(Data extracted from a collection)
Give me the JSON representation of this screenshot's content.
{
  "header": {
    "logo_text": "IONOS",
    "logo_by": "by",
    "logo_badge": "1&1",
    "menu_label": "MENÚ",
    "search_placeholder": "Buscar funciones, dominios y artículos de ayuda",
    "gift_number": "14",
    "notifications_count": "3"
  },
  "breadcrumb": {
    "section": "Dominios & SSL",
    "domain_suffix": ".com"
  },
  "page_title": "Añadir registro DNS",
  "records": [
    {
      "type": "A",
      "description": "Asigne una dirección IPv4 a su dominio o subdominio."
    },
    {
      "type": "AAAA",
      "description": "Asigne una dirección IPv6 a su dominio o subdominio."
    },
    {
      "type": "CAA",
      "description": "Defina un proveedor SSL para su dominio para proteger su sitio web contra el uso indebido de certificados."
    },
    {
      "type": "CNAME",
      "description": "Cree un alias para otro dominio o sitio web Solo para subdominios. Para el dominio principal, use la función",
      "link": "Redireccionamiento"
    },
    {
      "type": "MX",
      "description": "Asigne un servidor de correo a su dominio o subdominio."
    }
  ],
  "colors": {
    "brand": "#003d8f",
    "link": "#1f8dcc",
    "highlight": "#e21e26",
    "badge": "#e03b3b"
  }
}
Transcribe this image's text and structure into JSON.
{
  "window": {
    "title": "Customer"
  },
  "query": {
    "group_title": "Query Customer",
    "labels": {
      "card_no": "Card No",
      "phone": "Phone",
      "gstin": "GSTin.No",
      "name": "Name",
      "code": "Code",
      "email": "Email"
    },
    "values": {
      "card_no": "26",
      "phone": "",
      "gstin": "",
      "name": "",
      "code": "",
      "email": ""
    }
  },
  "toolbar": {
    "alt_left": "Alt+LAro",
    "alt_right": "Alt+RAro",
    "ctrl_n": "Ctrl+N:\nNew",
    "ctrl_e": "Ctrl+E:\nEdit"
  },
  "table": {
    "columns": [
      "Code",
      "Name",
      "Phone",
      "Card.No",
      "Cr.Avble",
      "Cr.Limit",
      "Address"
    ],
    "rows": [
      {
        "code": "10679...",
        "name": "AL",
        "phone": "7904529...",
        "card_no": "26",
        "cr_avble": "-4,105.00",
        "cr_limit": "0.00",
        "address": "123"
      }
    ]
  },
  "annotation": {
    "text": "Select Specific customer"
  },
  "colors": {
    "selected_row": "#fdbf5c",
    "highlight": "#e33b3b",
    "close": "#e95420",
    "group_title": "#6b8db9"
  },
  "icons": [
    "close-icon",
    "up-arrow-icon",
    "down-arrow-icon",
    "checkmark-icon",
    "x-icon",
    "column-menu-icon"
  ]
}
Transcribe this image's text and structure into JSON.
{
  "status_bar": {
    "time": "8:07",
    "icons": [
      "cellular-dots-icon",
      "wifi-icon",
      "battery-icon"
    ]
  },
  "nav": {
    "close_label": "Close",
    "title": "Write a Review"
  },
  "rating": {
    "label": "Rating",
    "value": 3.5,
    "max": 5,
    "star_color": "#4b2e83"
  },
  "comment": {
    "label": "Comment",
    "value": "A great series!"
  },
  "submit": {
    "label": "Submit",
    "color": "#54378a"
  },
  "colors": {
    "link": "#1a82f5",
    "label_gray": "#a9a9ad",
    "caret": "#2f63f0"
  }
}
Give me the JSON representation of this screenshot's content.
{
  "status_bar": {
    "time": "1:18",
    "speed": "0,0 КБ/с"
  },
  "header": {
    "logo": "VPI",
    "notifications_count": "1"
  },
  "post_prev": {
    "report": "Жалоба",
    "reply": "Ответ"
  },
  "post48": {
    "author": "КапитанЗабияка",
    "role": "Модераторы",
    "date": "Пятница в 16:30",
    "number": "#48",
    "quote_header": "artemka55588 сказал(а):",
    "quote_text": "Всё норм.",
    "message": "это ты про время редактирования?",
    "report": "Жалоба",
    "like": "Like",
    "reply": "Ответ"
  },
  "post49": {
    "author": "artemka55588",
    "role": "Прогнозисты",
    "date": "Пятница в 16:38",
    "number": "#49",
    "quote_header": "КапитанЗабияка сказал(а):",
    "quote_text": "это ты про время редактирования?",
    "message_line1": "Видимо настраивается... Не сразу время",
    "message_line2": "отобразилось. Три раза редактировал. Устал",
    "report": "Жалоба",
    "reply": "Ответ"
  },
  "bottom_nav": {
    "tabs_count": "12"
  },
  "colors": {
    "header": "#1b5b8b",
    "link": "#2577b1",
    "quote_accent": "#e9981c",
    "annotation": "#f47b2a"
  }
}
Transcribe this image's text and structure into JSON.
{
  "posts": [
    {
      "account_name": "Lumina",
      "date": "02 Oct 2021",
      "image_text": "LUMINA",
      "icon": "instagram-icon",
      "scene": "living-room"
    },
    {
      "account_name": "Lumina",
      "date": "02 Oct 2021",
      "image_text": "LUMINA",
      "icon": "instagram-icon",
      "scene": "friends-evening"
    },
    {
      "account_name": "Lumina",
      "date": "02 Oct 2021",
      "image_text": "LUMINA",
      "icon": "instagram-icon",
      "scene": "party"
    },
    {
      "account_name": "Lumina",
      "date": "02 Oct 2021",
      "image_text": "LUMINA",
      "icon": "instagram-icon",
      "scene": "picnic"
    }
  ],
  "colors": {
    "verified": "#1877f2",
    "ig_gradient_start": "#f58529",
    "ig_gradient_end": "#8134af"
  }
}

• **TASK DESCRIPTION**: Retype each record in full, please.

• **ANSWER AREA**:
Give me the JSON representation of this screenshot's content.
{
  "header": {
    "logo_text": "IONOS",
    "logo_by": "by",
    "logo_badge": "1&1",
    "menu_label": "MENÚ",
    "search_placeholder": "Buscar funciones, dominios y artículos de ayuda",
    "gift_number": "14",
    "notifications_count": "3"
  },
  "breadcrumb": {
    "section": "Dominios & SSL",
    "domain_suffix": ".com"
  },
  "page_title": "Añadir registro DNS",
  "records": [
    {
      "type": "A",
      "description": "Asigne una dirección IPv4 a su dominio o subdominio."
    },
    {
      "type": "AAAA",
      "description": "Asigne una dirección IPv6 a su dominio o subdominio."
    },
    {
      "type": "CAA",
      "description": "Defina un proveedor SSL para su dominio para proteger su sitio web contra el uso indebido de certificados."
    },
    {
      "type": "CNAME",
      "description": "Cree un alias para otro dominio o sitio web Solo para subdominios. Para el dominio principal, use la función",
      "link": "Redireccionamiento"
    },
    {
      "type": "MX",
      "description": "Asigne un servidor de correo a su dominio o subdominio."
    }
  ],
  "colors": {
    "brand": "#003d8f",
    "link": "#1f8dcc",
    "highlight": "#e21e26",
    "badge": "#e03b3b"
  }
}
Transcribe this image's text and structure into JSON.
{
  "window": {
    "title": "Customer"
  },
  "query": {
    "group_title": "Query Customer",
    "labels": {
      "card_no": "Card No",
      "phone": "Phone",
      "gstin": "GSTin.No",
      "name": "Name",
      "code": "Code",
      "email": "Email"
    },
    "values": {
      "card_no": "26",
      "phone": "",
      "gstin": "",
      "name": "",
      "code": "",
      "email": ""
    }
  },
  "toolbar": {
    "alt_left": "Alt+LAro",
    "alt_right": "Alt+RAro",
    "ctrl_n": "Ctrl+N:\nNew",
    "ctrl_e": "Ctrl+E:\nEdit"
  },
  "table": {
    "columns": [
      "Code",
      "Name",
      "Phone",
      "Card.No",
      "Cr.Avble",
      "Cr.Limit",
      "Address"
    ],
    "rows": [
      {
        "code": "10679...",
        "name": "AL",
        "phone": "7904529...",
        "card_no": "26",
        "cr_avble": "-4,105.00",
        "cr_limit": "0.00",
        "address": "123"
      }
    ]
  },
  "annotation": {
    "text": "Select Specific customer"
  },
  "colors": {
    "selected_row": "#fdbf5c",
    "highlight": "#e33b3b",
    "close": "#e95420",
    "group_title": "#6b8db9"
  },
  "icons": [
    "close-icon",
    "up-arrow-icon",
    "down-arrow-icon",
    "checkmark-icon",
    "x-icon",
    "column-menu-icon"
  ]
}
Transcribe this image's text and structure into JSON.
{
  "status_bar": {
    "time": "8:07",
    "icons": [
      "cellular-dots-icon",
      "wifi-icon",
      "battery-icon"
    ]
  },
  "nav": {
    "close_label": "Close",
    "title": "Write a Review"
  },
  "rating": {
    "label": "Rating",
    "value": 3.5,
    "max": 5,
    "star_color": "#4b2e83"
  },
  "comment": {
    "label": "Comment",
    "value": "A great series!"
  },
  "submit": {
    "label": "Submit",
    "color": "#54378a"
  },
  "colors": {
    "link": "#1a82f5",
    "label_gray": "#a9a9ad",
    "caret": "#2f63f0"
  }
}
Give me the JSON representation of this screenshot's content.
{
  "status_bar": {
    "time": "1:18",
    "speed": "0,0 КБ/с"
  },
  "header": {
    "logo": "VPI",
    "notifications_count": "1"
  },
  "post_prev": {
    "report": "Жалоба",
    "reply": "Ответ"
  },
  "post48": {
    "author": "КапитанЗабияка",
    "role": "Модераторы",
    "date": "Пятница в 16:30",
    "number": "#48",
    "quote_header": "artemka55588 сказал(а):",
    "quote_text": "Всё норм.",
    "message": "это ты про время редактирования?",
    "report": "Жалоба",
    "like": "Like",
    "reply": "Ответ"
  },
  "post49": {
    "author": "artemka55588",
    "role": "Прогнозисты",
    "date": "Пятница в 16:38",
    "number": "#49",
    "quote_header": "КапитанЗабияка сказал(а):",
    "quote_text": "это ты про время редактирования?",
    "message_line1": "Видимо настраивается... Не сразу время",
    "message_line2": "отобразилось. Три раза редактировал. Устал",
    "report": "Жалоба",
    "reply": "Ответ"
  },
  "bottom_nav": {
    "tabs_count": "12"
  },
  "colors": {
    "header": "#1b5b8b",
    "link": "#2577b1",
    "quote_accent": "#e9981c",
    "annotation": "#f47b2a"
  }
}
Transcribe this image's text and structure into JSON.
{
  "posts": [
    {
      "account_name": "Lumina",
      "date": "02 Oct 2021",
      "image_text": "LUMINA",
      "icon": "instagram-icon",
      "scene": "living-room"
    },
    {
      "account_name": "Lumina",
      "date": "02 Oct 2021",
      "image_text": "LUMINA",
      "icon": "instagram-icon",
      "scene": "friends-evening"
    },
    {
      "account_name": "Lumina",
      "date": "02 Oct 2021",
      "image_text": "LUMINA",
      "icon": "instagram-icon",
      "scene": "party"
    },
    {
      "account_name": "Lumina",
      "date": "02 Oct 2021",
      "image_text": "LUMINA",
      "icon": "instagram-icon",
      "scene": "picnic"
    }
  ],
  "colors": {
    "verified": "#1877f2",
    "ig_gradient_start": "#f58529",
    "ig_gradient_end": "#8134af"
  }
}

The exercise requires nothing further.